Overview of dental implant supported
Implant supported denture implants
are placed in the bone of your jaw towards the front of your mouth. This
is where you have the greatest amount of bone in your jaw and this area
has fewer nerves that could affect the placement of the implants.
Healthy and sufficient bone is required for any dental implant
procedure, so your doctor will first verify that you have enough bone
for dental implants. Tooth loss leads to bone loss where the missing
tooth or teeth are, so it is important to make certain there isn't too
much bone loss. If there is significant bone loss, bone grafting can be
done to the area and in time will hopefully provide enough bone in your
jaw to sustain an implant. The time frame to complete the actual implant
will vary but six months is common. It may take less time if the dental
implant is being placed in your lower jar and more if in the upper jaw.
Bone grafting could add as much as six months to the over all time.
After you've made the decision to
have a dental implant supported denture, your dentist will take X-rays
and create impressions of your teeth. A computed tomography (CT) scan of
your mouth to determine the exact position of your sinuses and nerves is
common. This will also show that enough bone is available serve as a
guide for the ideal locations for the dental implants. From the
impressions of your teeth and gums your dentist will make a temporary
The dental implant procedure involves two surgeries. The first will be
to place the actual dental implant and the second will be to expose the
top of the implant. After the first surgery the implant itself will be
below your gum and not exposed. There are "immediate load" implants that
comprise of only one surgery where the implant is placed and the
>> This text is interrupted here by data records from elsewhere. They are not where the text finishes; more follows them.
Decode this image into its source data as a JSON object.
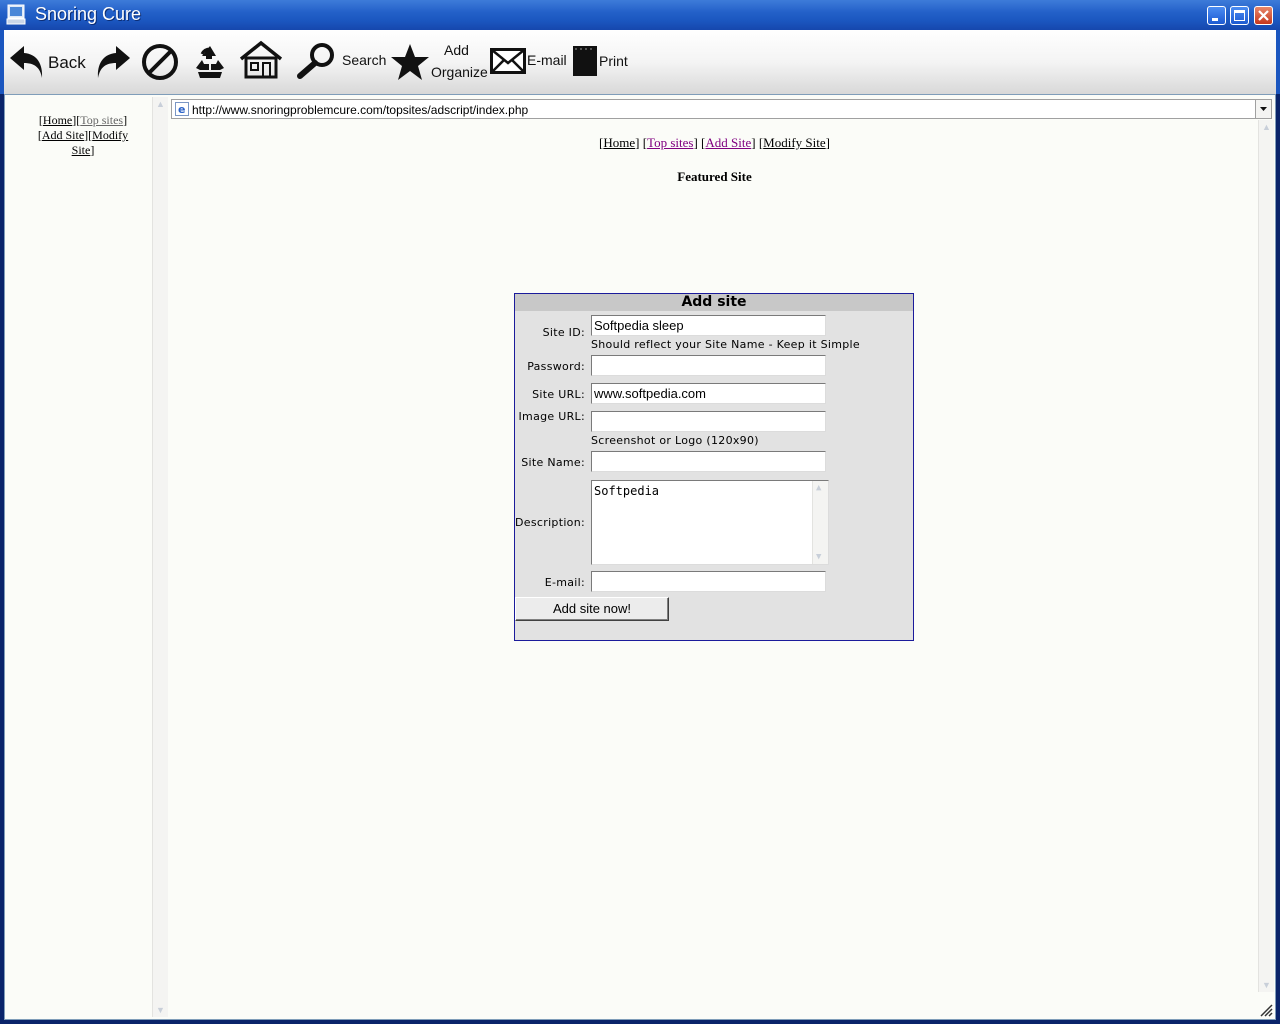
{
  "window": {
    "title": "Snoring Cure"
  },
  "toolbar": {
    "back_label": "Back",
    "search_label": "Search",
    "add_line1": "Add",
    "add_line2": "Organize",
    "email_label": "E-mail",
    "print_label": "Print"
  },
  "address": {
    "url": "http://www.snoringproblemcure.com/topsites/adscript/index.php"
  },
  "leftnav": {
    "home": "Home",
    "topsites": "Top sites",
    "addsite": "Add Site",
    "modify": "Modify",
    "site": "Site"
  },
  "topnav": {
    "home": "Home",
    "topsites": "Top sites",
    "addsite": "Add Site",
    "modifysite": "Modify Site"
  },
  "featured": "Featured Site",
  "form": {
    "title": "Add site",
    "siteid_label": "Site ID:",
    "siteid_value": "Softpedia sleep",
    "siteid_hint": "Should reflect your Site Name - Keep it Simple",
    "password_label": "Password:",
    "password_value": "",
    "siteurl_label": "Site URL:",
    "siteurl_value": "www.softpedia.com",
    "imageurl_label": "Image URL:",
    "imageurl_value": "",
    "imageurl_hint": "Screenshot or Logo (120x90)",
    "sitename_label": "Site Name:",
    "sitename_value": "",
    "description_label": "Description:",
    "description_value": "Softpedia",
    "email_label": "E-mail:",
    "email_value": "",
    "submit_label": "Add site now!"
  }
}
supporting bar is placed in one step. This is becoming more common and
has a high rate of success.
For the first surgery an incision is made in your gum where the implant
will be placed. A hole is then drilled in your jawbone and the implant
is placed into the hole. The incision in your gum is then stitched
closed. After three to five weeks you can wear your temporary denture.
Your dentist will give the denture what is called a "soft reline" which
is to provide a new lining next to your gums. Over the next four to five
months the implant will attach and fuse (osseointegration) to your bone and the second
surgery will be scheduled.
Once your dentist confirms that the implant is well fused in the bone,
the second surgery will be to uncover the tops of the implants. A collar
called a healing abutment will be placed on top of each implant head.
The collar promotes proper gum growth and will be worn for about two
weeks. at this time your temporary denture may need another adjustment
because of the abutments. About two weeks after the surgery you'll have
the healing abutments removed and the regular abutments will be placed.
Another impression will now be done to make a model of your mouth with
the abutments in place. Your new denture will now be made. A bar will be
placed on the dental implants and your new denture will be placed to see
if the fit is correct. The denture will not yet have the teeth attached.
If the try-in of your new denture
shows a proper fit, the teeth will be attached and the whole denture
will be tried-in. If all is well the denture will be attached to the bar
or ball attachments (depending on the type) and will be secured.
You will want to save your temporary
denture and have it relined at this point to keep as a back-up denture.
types of false teeth
- Introduction to denture section
- Dental implant supported denture - an overview
- When are dental implant supported denture a possible solution?
- Procedure description: dental implant
- Dental implant supported
denture & false teeth - different types
- How much do dental implant supported denture cost?
- Things to consider - Pros and cons of
getting dental implant supported denture
- Before and after photos - dental implant
- Personal stories from people who
have dental implant supported denture
- Discuss dental implant supported denture on the
implant dentistry message board